Task
Here is a block of records. Copy every line in it that includes "August".

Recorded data
___
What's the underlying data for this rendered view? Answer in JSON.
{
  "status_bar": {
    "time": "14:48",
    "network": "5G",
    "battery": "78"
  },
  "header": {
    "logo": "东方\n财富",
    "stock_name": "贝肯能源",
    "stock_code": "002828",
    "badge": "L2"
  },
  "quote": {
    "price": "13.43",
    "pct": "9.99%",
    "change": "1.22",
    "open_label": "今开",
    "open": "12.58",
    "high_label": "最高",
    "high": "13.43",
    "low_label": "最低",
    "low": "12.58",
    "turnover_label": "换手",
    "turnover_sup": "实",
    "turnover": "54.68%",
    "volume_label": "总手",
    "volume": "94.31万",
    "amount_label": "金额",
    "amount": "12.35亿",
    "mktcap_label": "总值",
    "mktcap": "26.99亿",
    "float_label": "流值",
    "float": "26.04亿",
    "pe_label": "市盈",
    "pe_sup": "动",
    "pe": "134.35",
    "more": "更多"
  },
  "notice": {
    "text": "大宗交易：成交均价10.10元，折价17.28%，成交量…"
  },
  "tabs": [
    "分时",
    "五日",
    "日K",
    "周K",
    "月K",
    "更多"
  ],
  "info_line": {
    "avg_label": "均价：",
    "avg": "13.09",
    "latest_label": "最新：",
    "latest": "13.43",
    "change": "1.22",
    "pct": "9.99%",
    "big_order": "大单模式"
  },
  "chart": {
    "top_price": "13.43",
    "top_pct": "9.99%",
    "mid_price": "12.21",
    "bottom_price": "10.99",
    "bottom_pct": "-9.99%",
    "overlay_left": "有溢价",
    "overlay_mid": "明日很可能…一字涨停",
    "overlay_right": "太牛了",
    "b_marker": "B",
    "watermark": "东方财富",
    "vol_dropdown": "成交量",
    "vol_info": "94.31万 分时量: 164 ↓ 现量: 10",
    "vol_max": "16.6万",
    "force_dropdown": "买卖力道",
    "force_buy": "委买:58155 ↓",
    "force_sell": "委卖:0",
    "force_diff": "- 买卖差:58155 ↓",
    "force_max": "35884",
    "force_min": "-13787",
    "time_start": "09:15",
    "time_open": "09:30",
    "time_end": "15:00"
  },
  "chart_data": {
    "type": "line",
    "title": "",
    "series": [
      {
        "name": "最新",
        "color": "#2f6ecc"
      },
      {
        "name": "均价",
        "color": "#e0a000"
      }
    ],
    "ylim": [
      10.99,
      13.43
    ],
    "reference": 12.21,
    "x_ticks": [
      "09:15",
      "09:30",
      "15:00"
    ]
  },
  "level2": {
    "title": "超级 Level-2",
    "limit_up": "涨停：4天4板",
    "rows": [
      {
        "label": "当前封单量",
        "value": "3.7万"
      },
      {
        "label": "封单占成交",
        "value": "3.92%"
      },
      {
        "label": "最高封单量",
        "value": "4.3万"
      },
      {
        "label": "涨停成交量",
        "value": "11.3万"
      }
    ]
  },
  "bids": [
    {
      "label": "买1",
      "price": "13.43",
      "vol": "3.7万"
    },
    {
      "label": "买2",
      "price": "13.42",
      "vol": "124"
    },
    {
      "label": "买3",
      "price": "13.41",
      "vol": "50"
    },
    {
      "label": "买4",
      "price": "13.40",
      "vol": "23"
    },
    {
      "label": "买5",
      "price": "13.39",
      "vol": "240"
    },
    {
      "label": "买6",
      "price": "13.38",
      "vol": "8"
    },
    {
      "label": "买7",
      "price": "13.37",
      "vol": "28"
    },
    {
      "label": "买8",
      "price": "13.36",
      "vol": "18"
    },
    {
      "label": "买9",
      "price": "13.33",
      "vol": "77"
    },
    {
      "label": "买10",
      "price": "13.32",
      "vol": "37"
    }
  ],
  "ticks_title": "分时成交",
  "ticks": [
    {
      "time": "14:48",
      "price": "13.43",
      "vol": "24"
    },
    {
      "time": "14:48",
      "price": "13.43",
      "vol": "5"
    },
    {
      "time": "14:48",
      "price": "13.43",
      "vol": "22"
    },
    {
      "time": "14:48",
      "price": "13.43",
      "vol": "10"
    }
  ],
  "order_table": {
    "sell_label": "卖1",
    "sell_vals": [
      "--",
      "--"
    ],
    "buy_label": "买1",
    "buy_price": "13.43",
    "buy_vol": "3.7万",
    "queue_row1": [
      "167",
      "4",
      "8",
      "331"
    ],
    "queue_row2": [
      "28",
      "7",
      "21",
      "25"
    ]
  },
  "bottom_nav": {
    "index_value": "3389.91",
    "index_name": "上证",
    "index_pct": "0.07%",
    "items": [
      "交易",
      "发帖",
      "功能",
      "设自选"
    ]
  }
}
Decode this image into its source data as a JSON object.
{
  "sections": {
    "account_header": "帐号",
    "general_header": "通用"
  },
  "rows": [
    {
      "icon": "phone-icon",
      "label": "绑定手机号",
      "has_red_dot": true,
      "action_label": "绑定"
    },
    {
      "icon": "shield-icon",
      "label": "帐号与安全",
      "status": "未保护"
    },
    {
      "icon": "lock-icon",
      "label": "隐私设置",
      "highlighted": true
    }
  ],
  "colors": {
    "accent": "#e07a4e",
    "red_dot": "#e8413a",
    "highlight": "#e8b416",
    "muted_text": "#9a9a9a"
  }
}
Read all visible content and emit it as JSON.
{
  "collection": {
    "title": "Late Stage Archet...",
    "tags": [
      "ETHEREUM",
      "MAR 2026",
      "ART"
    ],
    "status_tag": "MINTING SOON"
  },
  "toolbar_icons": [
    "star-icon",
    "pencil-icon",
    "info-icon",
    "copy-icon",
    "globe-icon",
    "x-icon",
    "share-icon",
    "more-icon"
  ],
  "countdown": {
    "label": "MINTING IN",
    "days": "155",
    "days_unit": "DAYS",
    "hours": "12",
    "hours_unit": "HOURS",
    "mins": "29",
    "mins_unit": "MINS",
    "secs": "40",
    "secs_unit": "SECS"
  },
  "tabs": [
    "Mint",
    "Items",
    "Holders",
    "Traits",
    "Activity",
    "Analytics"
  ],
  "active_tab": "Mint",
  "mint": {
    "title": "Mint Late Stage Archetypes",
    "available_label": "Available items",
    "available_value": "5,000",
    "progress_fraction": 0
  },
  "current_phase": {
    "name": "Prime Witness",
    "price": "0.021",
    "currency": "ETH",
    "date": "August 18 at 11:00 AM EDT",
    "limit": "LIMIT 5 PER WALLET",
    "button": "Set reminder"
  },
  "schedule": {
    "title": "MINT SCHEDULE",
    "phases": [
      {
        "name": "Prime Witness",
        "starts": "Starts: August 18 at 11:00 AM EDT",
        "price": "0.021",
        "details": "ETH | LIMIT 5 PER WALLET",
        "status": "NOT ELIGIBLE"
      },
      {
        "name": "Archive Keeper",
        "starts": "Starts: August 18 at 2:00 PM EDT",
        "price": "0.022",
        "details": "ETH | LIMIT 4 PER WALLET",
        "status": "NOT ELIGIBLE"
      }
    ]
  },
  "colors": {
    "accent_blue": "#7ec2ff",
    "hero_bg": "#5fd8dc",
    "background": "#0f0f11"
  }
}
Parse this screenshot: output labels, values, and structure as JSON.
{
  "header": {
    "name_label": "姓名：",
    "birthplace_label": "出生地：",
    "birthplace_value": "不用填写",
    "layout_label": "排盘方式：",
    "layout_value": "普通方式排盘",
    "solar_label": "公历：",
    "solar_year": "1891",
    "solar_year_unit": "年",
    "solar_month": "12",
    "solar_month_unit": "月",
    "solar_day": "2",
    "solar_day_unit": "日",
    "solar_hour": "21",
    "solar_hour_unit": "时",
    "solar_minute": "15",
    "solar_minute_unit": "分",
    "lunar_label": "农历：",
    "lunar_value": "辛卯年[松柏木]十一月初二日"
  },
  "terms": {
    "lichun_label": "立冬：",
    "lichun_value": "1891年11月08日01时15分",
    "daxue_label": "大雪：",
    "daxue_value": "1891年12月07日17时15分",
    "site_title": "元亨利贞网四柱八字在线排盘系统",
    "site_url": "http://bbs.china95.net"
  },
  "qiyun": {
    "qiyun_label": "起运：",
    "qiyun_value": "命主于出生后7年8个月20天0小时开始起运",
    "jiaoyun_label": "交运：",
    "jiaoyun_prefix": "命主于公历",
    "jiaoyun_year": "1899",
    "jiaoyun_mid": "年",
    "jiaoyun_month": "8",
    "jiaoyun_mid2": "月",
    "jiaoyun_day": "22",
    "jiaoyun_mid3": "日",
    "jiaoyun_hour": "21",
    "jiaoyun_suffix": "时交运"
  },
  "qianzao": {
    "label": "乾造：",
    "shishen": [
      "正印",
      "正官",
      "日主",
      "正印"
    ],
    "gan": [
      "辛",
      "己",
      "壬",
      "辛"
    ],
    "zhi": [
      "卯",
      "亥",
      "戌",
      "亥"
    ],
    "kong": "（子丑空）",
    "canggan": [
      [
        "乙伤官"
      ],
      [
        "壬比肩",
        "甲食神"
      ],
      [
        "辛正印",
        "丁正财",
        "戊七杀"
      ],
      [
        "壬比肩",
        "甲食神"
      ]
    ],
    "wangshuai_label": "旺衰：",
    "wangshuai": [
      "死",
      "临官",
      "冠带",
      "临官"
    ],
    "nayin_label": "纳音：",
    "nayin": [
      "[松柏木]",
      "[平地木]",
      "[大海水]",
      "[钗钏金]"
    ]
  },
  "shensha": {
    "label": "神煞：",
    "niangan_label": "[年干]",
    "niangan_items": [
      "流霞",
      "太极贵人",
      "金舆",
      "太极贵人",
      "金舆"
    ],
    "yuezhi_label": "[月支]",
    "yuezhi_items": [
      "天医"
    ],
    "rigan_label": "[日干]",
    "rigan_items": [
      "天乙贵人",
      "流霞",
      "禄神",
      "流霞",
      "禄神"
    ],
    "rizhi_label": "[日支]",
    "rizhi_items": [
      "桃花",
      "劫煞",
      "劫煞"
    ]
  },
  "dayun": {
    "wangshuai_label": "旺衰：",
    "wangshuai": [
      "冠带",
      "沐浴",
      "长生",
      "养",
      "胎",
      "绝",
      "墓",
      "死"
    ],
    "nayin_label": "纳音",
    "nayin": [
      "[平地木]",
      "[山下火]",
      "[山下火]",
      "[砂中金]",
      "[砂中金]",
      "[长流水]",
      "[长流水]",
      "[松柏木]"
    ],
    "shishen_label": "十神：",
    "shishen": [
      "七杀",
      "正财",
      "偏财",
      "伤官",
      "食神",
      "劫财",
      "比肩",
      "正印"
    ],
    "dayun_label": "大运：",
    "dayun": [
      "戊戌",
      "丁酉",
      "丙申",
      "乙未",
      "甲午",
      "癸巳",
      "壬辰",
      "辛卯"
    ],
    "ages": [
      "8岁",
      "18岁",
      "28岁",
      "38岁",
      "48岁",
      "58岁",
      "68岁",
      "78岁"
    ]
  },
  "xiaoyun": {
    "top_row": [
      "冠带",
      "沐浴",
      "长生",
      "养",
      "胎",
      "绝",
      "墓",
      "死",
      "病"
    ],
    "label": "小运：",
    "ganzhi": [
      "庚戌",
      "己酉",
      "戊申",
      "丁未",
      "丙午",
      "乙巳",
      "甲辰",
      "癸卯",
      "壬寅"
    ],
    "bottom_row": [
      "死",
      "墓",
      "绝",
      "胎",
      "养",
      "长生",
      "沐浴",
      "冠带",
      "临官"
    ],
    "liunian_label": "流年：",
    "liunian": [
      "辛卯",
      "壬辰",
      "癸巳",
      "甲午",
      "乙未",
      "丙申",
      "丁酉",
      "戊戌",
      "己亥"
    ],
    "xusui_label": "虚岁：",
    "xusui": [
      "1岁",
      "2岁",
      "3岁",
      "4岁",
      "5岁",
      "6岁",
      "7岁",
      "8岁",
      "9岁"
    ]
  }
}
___
Response to the exercise
    "date": "August 18 at 11:00 AM EDT",
        "starts": "Starts: August 18 at 11:00 AM EDT",
        "starts": "Starts: August 18 at 2:00 PM EDT",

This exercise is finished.